Nightly Homework Battles
A homework battle between parents and their teenage children (High school students) plays out in millions of households across the country on a daily basis. The nightly drama surrounding homework that plagues many families is so common it could almost be considered normal if it wasn’t so disruptive and toxic.
On one side is the high school student, engrossed in YouTube, video games, or social media while chronically procrastinating on starting their homework or studying. On the other side is the overwhelmed and frustrated parent who is sick and tired of repeatedly asking their child to start doing their work.
The child yells for the parent to stop nagging while the parent yells for the child to get off the gaming console and start doing schoolwork. And if the high schooler in question has ADHD, then this entire scenario can become much more serious and contentious.
Students with ADHD frequently suffer
Experience What Is Possible
GEL coaches work with many families who feel at a crossroads with their children. The dynamic at home can become so toxic due to regular arguments over academics that the relationship between the parent and child can sometimes appear almost non-existent.
Fortunately, it doesn’t have to be this way.
Before anything can be done to improve the situation at home regarding academics, it’s important to understand the child’s behavior and why they do what they do. If the child has executive function deficits or ADHD, which the majority of our high school student clients do, then understanding why the behaviors occur is even more critical if a change is to happen.
Impact of ADHD
To help understand why many students with ADHD resist doing homework, it’s important to recognize that individuals with ADHD struggle with regulating their behavior (amongst other challenges), especially when it comes to delayed gratification. What that means is that given a choice to:
GEL Helps high school students:
Our experience serving students with ADHD has shown us that these individuals often desperately want to do better in school; the problem is they just don’t know how. While that may sound like an excuse to some, that is, in fact, exactly the issue for most of these students.
Successfully helping students with ADHD is a challenge because it requires becoming highly knowledgeable in many different areas. From many years of experience working one-on-one with students who have ADHD, we can confidently say that we understand these students’ needs.
Perhaps more importantly, we know how to build the trust necessary to develop with a student who has likely struggled in school their whole life.

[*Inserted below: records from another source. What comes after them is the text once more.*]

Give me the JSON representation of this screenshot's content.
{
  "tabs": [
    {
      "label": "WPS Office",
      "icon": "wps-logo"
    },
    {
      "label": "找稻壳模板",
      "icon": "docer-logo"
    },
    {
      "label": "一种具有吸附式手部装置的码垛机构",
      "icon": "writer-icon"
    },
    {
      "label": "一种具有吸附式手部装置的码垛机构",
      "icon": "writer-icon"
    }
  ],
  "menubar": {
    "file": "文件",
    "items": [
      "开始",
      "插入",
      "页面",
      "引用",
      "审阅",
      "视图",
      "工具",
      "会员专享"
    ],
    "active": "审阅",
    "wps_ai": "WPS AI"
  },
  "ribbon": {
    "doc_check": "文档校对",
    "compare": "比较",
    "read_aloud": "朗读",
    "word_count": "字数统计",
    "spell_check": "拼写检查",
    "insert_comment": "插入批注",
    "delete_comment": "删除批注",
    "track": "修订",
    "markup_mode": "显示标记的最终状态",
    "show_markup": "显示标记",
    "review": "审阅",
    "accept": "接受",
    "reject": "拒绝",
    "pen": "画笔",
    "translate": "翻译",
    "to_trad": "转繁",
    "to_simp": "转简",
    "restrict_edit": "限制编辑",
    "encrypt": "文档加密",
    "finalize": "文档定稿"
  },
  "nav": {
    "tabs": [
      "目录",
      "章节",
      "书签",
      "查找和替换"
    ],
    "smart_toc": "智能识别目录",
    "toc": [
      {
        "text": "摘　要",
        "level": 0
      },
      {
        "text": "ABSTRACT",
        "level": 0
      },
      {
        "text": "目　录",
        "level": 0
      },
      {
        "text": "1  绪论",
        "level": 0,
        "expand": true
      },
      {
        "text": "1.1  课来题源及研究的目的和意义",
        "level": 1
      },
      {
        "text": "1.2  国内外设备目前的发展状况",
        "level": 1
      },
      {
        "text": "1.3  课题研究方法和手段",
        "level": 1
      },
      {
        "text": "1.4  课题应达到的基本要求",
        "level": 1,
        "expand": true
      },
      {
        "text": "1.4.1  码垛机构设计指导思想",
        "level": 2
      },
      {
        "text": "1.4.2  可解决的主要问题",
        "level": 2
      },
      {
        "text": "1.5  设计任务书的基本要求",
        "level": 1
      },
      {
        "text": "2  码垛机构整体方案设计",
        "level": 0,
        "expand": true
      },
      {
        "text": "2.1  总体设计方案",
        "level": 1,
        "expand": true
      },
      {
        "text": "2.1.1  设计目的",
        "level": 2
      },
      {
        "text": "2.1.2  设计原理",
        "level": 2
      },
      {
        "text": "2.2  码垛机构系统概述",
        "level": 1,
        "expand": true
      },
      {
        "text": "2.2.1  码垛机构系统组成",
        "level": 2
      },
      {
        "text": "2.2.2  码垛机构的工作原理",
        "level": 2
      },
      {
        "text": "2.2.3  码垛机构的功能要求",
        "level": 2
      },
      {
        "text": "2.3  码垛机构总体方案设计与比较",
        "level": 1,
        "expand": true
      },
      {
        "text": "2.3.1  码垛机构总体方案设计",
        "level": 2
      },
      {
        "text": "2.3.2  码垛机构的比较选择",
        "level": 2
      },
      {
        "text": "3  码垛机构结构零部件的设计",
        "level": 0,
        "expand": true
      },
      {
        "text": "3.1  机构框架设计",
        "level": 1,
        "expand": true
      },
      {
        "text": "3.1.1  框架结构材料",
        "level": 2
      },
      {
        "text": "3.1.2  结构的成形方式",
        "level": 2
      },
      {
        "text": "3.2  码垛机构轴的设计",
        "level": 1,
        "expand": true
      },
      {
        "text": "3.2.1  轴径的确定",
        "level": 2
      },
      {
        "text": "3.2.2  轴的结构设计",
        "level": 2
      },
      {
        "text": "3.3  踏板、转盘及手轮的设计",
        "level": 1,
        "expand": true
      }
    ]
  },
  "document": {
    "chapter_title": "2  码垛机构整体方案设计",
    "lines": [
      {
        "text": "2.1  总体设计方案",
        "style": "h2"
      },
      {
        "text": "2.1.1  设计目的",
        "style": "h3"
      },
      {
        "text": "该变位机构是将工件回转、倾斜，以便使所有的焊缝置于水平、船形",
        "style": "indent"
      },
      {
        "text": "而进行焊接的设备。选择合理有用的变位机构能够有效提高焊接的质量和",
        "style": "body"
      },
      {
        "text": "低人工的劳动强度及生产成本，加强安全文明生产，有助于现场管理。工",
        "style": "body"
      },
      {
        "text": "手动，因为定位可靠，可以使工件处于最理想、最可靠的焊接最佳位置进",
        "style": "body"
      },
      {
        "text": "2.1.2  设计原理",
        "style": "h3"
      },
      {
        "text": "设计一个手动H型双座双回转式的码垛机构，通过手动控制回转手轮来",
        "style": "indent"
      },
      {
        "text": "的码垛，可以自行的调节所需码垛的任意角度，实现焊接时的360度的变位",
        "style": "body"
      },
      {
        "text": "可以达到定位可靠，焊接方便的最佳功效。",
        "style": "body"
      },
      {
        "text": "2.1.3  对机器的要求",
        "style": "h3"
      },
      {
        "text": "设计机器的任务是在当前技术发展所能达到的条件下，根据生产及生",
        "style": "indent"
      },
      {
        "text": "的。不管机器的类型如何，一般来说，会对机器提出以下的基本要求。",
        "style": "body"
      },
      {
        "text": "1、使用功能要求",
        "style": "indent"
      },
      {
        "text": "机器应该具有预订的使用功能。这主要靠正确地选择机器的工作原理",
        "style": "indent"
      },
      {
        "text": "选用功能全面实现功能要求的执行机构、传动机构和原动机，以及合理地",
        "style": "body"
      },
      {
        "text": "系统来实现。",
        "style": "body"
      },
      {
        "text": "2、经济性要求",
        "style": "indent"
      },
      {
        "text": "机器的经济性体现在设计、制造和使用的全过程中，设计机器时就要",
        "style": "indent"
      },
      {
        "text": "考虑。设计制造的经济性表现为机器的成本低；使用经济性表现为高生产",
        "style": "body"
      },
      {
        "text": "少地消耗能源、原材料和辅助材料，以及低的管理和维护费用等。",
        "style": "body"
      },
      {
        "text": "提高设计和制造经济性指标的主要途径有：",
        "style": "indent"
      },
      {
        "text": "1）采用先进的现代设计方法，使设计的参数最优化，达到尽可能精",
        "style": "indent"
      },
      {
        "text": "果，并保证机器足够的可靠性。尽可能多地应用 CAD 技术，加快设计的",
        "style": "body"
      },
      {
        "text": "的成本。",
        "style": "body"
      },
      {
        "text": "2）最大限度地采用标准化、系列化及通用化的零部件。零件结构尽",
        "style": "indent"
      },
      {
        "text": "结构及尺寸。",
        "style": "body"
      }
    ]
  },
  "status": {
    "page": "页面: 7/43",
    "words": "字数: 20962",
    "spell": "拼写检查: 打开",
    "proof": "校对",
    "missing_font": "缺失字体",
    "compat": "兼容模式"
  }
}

Our CEO, Eran Grayson, developed a highly effective research-based approach to working with students who are underperforming in school and have ADHD. Our philosophy to working with our clients is to not only provide them with the structure, strategies, and skills they desperately need to succeed in school but just as important, if perhaps not more so, our service is centered on clients taking ownership of their academics through accountability.
The emphasis our service places on accountability is incredibly effective and has resulted in removing the parents from the role of academic enforcers to the role of parents. Imagine the possibility of no more nightly homework battles.
What would it mean to your relationship with your child if your child took ownership over their academics, and when issues arose, your child had a trusted advisor and coach that helped them problem solve their own challenges?
What would it mean for your child to achieve confidence that they not only possess the knowledge and tools to succeed in school but that their academic victories were a result of choices they made for themselves as opposed to choices imposed upon them?